Dominica is an island of dramatic mountains that drop straight down to the sea, and what few beaches there are have been very lightly developed. For the most part, the nature here is untouched, save for the rusted cars that dot the roadsides like so many memorials to bad driving.
Feature: Ecotourism Sites Passes
Dominica’s ecotourism sites are its biggest attraction. In order to help maintain them, a fee of US$5 per site is levied on all foreign visitors for the following dozen sites:
Boeri Lake, Boiling Lake, Indian River, Morne Trois Pitons, Middleham Falls, Freshwater Lake, Morne Diablotin Trail, Cabrits National Park, Emerald Pool, Trafalgar Falls, Soufriere Sulphur Springs and the Syndicate Forest.
A weekly pass for unlimited entry to all 12 costs US$12.
Passes are available at site entrances, from nearby vendors or from the national parks office inside the Botanic Gardens in Roseau.

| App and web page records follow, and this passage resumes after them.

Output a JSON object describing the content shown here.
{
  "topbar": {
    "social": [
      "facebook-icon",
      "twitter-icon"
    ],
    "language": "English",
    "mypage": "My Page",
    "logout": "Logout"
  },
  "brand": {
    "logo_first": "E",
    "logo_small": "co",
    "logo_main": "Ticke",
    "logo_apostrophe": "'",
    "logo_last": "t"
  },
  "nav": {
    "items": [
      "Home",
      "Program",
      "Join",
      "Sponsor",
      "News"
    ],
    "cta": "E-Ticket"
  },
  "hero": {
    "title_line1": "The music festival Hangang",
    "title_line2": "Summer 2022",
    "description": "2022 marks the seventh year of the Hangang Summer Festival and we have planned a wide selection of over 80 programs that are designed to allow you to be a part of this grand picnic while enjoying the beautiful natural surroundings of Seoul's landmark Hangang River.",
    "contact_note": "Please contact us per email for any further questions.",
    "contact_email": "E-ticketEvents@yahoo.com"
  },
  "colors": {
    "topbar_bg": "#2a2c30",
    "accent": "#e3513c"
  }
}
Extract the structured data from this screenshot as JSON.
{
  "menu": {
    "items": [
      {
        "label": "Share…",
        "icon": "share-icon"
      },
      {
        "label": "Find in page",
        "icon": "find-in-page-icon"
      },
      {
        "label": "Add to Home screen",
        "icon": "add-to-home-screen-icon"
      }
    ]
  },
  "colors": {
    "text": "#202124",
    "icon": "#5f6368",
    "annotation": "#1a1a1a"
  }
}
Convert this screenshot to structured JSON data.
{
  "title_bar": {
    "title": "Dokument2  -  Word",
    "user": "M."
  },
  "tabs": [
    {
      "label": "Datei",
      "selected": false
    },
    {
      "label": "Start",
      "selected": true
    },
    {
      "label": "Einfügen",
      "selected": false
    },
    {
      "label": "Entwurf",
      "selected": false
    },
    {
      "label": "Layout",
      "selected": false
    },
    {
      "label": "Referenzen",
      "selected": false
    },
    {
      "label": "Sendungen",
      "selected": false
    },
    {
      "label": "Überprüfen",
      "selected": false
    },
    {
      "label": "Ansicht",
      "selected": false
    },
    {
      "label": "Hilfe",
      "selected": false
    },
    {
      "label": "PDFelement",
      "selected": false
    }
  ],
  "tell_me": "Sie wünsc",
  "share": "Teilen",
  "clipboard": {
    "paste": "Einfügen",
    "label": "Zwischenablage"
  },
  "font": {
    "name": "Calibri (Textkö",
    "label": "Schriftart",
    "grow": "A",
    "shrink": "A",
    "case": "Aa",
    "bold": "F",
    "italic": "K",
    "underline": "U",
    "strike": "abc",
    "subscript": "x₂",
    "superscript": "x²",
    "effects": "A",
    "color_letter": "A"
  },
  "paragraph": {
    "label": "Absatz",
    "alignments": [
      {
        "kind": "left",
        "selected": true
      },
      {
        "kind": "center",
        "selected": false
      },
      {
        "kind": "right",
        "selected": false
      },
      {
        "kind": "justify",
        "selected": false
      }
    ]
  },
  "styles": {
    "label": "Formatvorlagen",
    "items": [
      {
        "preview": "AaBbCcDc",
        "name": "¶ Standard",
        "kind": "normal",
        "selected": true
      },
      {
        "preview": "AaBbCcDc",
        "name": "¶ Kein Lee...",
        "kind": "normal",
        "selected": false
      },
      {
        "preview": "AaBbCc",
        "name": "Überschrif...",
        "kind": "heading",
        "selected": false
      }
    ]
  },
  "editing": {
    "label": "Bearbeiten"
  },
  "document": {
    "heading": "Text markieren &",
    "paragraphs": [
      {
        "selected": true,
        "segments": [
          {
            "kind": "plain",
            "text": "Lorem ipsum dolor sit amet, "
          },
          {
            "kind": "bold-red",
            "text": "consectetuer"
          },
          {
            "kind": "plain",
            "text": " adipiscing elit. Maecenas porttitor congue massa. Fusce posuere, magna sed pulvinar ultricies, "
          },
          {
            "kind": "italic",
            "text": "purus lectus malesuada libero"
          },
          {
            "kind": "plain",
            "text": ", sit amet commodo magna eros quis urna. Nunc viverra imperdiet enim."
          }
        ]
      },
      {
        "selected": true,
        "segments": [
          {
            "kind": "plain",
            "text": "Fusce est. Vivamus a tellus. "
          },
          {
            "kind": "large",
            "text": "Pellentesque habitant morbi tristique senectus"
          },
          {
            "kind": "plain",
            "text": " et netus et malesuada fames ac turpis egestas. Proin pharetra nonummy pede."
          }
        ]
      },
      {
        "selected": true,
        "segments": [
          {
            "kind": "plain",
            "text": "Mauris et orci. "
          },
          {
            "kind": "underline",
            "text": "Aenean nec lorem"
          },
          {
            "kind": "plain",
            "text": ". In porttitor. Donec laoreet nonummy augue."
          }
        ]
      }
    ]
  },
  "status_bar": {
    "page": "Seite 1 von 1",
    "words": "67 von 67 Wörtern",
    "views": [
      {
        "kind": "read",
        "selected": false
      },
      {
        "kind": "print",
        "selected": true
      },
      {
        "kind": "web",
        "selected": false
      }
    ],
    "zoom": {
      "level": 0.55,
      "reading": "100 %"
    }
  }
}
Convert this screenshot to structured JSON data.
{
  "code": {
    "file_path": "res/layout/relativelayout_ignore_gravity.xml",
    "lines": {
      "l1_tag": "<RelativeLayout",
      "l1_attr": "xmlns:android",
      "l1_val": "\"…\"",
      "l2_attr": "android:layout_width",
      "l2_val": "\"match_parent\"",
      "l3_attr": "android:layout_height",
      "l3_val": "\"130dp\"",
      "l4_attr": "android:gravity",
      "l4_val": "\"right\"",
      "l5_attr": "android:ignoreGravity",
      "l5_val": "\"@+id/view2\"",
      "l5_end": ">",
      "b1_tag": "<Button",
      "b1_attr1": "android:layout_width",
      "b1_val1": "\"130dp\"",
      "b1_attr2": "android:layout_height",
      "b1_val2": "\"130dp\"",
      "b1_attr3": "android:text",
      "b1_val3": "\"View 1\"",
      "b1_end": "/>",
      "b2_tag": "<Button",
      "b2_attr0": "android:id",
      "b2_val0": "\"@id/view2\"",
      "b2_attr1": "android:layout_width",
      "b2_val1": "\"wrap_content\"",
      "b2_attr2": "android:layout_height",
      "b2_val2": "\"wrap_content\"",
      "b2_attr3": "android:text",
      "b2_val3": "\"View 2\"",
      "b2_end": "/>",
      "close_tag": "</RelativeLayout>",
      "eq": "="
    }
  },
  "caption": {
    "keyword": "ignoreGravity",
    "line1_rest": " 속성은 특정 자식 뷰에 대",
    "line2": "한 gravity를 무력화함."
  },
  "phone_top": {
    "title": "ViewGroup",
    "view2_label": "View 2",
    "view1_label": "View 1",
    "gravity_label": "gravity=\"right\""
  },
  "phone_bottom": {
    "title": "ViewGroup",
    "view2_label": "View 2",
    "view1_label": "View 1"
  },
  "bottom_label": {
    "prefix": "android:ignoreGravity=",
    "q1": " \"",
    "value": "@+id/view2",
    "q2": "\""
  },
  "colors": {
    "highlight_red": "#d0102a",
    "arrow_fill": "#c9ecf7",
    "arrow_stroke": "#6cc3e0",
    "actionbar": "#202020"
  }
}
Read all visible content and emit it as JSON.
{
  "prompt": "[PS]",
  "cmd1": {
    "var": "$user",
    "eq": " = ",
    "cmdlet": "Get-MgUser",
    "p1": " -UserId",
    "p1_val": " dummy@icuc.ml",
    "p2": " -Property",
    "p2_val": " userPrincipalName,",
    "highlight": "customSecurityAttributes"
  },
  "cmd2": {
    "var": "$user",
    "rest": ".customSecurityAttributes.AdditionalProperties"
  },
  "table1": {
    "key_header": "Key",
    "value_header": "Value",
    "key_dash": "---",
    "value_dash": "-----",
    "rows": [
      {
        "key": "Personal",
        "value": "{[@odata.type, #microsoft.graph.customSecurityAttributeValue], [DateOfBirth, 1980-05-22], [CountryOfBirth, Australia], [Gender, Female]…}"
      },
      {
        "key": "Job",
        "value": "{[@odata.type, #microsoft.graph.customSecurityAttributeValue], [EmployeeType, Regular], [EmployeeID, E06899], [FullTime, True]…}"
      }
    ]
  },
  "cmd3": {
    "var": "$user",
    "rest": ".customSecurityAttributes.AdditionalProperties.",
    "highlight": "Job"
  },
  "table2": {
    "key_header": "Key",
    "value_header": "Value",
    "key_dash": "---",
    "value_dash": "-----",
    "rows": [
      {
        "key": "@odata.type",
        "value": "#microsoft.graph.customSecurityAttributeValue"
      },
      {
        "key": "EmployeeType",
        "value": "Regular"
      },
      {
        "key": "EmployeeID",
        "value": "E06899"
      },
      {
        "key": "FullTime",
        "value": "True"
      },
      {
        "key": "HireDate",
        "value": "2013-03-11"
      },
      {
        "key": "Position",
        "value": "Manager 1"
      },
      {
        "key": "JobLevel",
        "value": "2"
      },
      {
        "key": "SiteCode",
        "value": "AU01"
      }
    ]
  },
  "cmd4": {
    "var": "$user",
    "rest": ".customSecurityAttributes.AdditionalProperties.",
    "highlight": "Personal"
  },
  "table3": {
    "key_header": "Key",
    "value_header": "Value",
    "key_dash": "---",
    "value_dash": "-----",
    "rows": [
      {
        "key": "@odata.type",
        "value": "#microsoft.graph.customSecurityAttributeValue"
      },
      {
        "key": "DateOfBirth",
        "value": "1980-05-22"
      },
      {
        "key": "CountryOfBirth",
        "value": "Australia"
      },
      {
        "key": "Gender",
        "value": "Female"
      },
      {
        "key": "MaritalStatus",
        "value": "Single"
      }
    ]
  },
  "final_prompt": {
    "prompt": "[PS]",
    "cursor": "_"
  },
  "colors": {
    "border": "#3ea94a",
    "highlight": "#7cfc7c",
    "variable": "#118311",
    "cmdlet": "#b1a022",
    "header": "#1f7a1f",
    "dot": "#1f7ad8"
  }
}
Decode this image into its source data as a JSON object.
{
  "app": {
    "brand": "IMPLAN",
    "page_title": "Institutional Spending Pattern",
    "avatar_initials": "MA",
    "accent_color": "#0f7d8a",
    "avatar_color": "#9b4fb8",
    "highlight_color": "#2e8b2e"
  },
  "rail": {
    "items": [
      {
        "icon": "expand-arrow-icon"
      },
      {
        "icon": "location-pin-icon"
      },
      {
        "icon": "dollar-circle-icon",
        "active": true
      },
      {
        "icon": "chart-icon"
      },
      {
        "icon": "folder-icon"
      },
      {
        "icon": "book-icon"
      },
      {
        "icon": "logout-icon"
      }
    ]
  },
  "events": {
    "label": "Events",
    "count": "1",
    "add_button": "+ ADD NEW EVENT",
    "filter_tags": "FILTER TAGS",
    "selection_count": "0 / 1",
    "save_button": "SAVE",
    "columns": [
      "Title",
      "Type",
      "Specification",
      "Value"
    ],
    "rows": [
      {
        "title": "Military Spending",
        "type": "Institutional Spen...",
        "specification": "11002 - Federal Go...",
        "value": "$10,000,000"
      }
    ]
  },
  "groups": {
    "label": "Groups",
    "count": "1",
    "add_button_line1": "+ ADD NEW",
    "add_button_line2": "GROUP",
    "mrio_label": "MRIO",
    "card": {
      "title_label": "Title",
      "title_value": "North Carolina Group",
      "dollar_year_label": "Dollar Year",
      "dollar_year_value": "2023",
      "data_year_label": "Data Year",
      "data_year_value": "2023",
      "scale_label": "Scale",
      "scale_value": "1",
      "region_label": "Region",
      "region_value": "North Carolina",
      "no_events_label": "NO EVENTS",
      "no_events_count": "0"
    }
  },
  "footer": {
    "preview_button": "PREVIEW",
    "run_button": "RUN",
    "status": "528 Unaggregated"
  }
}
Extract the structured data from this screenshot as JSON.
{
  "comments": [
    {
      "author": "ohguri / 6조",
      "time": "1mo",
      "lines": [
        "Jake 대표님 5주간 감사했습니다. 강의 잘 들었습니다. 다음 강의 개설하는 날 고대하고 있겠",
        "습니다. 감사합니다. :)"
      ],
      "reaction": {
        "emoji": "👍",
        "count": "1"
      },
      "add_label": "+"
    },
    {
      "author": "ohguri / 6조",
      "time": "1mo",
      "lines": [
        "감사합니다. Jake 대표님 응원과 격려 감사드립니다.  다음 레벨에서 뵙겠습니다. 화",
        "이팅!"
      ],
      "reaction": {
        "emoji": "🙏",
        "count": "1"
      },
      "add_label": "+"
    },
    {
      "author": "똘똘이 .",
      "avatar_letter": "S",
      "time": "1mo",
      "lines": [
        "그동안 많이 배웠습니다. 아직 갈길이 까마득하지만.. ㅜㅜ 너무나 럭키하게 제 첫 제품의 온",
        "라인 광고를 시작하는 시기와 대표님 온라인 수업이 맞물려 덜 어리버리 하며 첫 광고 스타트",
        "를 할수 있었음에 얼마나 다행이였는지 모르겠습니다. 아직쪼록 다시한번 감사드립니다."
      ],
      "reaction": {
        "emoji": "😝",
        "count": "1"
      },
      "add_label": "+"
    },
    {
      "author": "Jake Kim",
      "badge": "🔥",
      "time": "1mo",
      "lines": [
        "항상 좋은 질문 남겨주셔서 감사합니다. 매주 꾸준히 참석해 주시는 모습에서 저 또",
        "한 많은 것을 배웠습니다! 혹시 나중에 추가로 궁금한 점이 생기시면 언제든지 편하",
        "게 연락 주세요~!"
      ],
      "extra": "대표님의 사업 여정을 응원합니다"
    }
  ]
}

In addition, there is a US$2 user fee per entry to the Soufriere-Scotts Head Marine Reserve, which includes Champagne Beach & Reef.
For more information, contact the Forestry, Wildlife and Parks Division at 767-266-3817 or email@example.com.
In 2015 Dominica was again named among the top 10 Developing World’s Best Ethical Destinations by Ethical Traveler, a San Francisco–based all-volunteer, nonprofit organization affiliated with the Earth Island Institute.The decision was based on the country's record of environmental protection, social welfare and human rights. Contributing to the distinction was that, since 2008, Dominica no longer allows the Japanese to engage in commercial whaling in its waters. It was also lauded for its pilot project to reduce energy consumption in business sectors.
Nevertheless, environmentalists are worried about the impact of the growing number of cruise ships that dock here to refill water supplies and dump waste, as well as about the physical impact caused by 300,000 passengers.
Dominica is 29 miles long and 16 miles wide and embraces the highest mountains in the Eastern Caribbean; the loftiest peak, Morne Diablotin, is 4747ft high. The mountains, which act as a magnet for rain, serve as a water source for the island’s purported 365 rivers. En route to the coast, many of the rivers cascade over steep cliffs, giving the island an abundance of waterfalls. Three hydroelectric plants on the Roseau River produce 27.4% of the electricity supply.
The most abundant tree on the island is the gommier, a huge gum tree used by the Kalinago to make dugouts
Whales and dolphins patrol the deep waters off Dominica’s sheltered west coast. Sperm whales, which grow to a length of 70ft, breed in the waters around here and are the most commonly sighted cetacean, although chances of seeing pilot and humpback whales as well as bottlenose dophins are also pretty good. The main season is November to March.
For near-shore divers, the marine life tends to be of the smaller variety – sea horses included – but there are spotted eagle rays, barracuda and sea turtles as well.
More than 160 bird species have been sighted on Dominica, giving it some of the most diverse birdlife in the Eastern Caribbean. Of these, 59 species nest on the island, including two endemic and endangered parrot species: Dominica’s national bird, the Sisserou parrot, and the smaller Jaco parrot.
The island has small tree frogs, many lizards, 13 bat species, 55 butterfly species, boa constrictors that grow nearly 10ft in length and four other types of snake (none poisonous).
Dominica also used to have an abundance of large frogs known as ‘mountain chicken,’ which live only here and on Montserrat. It is now critically endangered because of a virulent fungus.